The Size of the Chewing Gum Market

Industry experts forecast that the global chewing gum market could reach USD 22.27 billion by 20242. Between 2019 and 2024, they expect it to rise by 4.3%. While the consumption of sugared chewing gum is decreasing, sugar-free options are increasingly popular.

The global market is strongest in North America, followed by Europe. And the Asia Pacific region is seeing demand increase at the fastest rate.

If chewing gum does not interest you, then you may not consider this as a major problem. But as the figures above show, chewing gum is here to stay.

Healthier gums are increasing in popularity. And this is an issue that those interested in sustainability should consider. The staggering amount of gum chewed (and disposed of irresponsibly) around the world is a major concern.

Conclusion

As consumers, we have to remember that we have the power to create positive change. By refusing to buy plastic chewing gum, we can help to put pressure on bigger brands to make the switch away from polluting, harmful and unsustainable ingredients.

So next time you reach for some gum, make sure you know what is hiding in it. Chewing gum is not essential. But if you do want to chew it, make the right choices and say no to options that harm both your health and the environment.

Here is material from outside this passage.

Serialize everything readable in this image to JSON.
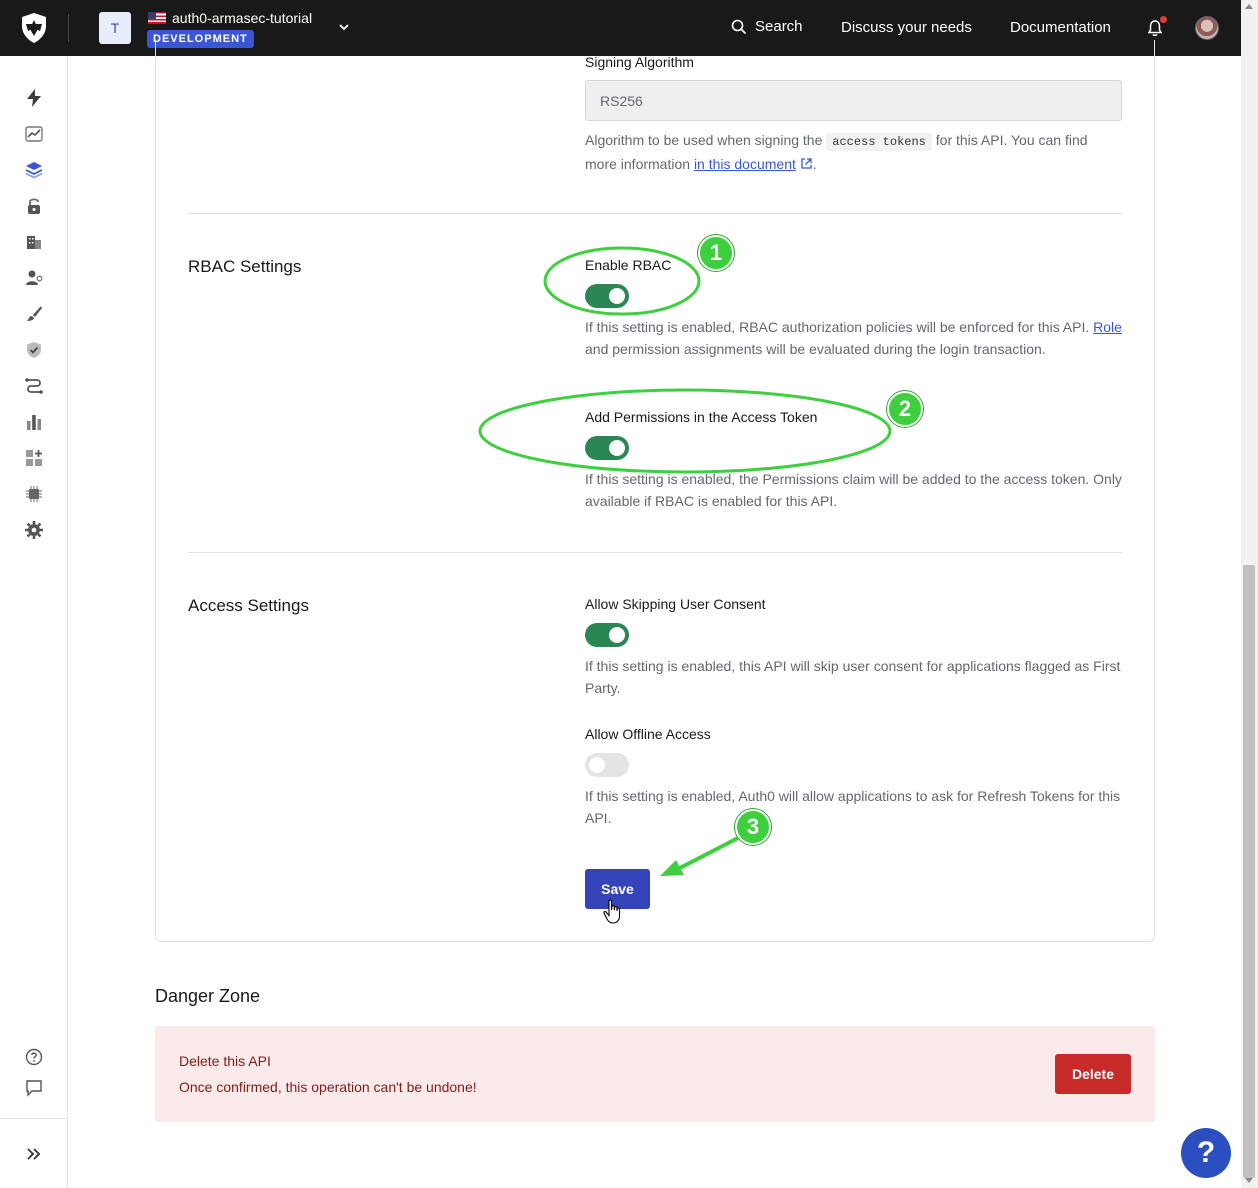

Jennifer is a content writer with an educational background in Public Relations and Advertising. From her desk in Lagos, Nigeria, she helps businesses around the world reach and connect with their audiences.
Photo by Andreas Haslinger on Unsplash
Featured in Plastic Pollution
Sign Up for Updates
SIGN UP
You Might Also Like
Plastic PollutionPlastic Pollution
projectsprojects
The Waste Free Oceans Foundation’s main goal is to reduce the global impact of marine litter. By mobilising fisheries, recyclers, manufacturers and policymakers, Waste Free Oceans aims to reduce, recycle and ultimately reuse marine litter, mitigating the impact on both the environment and natural resources.
Plastic PollutionPlastic Pollution
inspirationinspiration
For years we have been increasing our plastic consumption and in turn, the amount that gets disposed of. Sadly incorrectly disposed of plastic can now be found throughout much or our natural environment. Even despite increases in awareness and recycling, We are now at the point where trillions of pieces […]
Plastic PollutionPlastic Pollution
inspirationinspiration
Plastic waste. Today, we all now have an understanding of the role we need to play when it comes to reducing waste. This is particularly true when it comes to plastic. We also all appreciate that continually depleting our oil reserves to create new plastic is not sustainable. As such, […]
Plastic PollutionPlastic Pollution
inspirationinspiration
Most of us are aware of the problem we face when it comes to plastic waste. From landfill to oceans, plastic is a disease that is consuming our planet. If we can put our discarded plastic to use elsewhere rather than it making its way into landfill or the environment […]
Plastic PollutionPlastic Pollution
inspirationinspiration
Today, we commonly use a range of plastic products in everyday life. Due to their lightweight and durable qualities we find plastics in a host of different products. Unfortunately, plastic ends up in the marine environment after having been discarded. When you take the time to walk along just about […]
Plastic PollutionPlastic Pollution
newsnews
Plastic Free July encourages us to reduce our plastic waste. Businesses are stepping up too with some truly inspirational ideas.
Plastic PollutionPlastic Pollution
projectsprojects
FabLittleBag aims to reduce aquatic pollution by providing a feel-good alternative to flushing tampons and pads – with the help of a FabLittleBag! The mission is to a) help to keep used sanitary items out of the rivers, seas and off our beaches and b) to make sanitary disposal a […]
Plastic PollutionPlastic Pollution
inspirationinspiration
As far as making a difference to our environment goes, it doesn’t get much bigger than the International Coastal Cleanup Day. This annual event involves people across the globe in beach clean-ups. The Coastal Cleanup Day takes place on the third Saturday of September.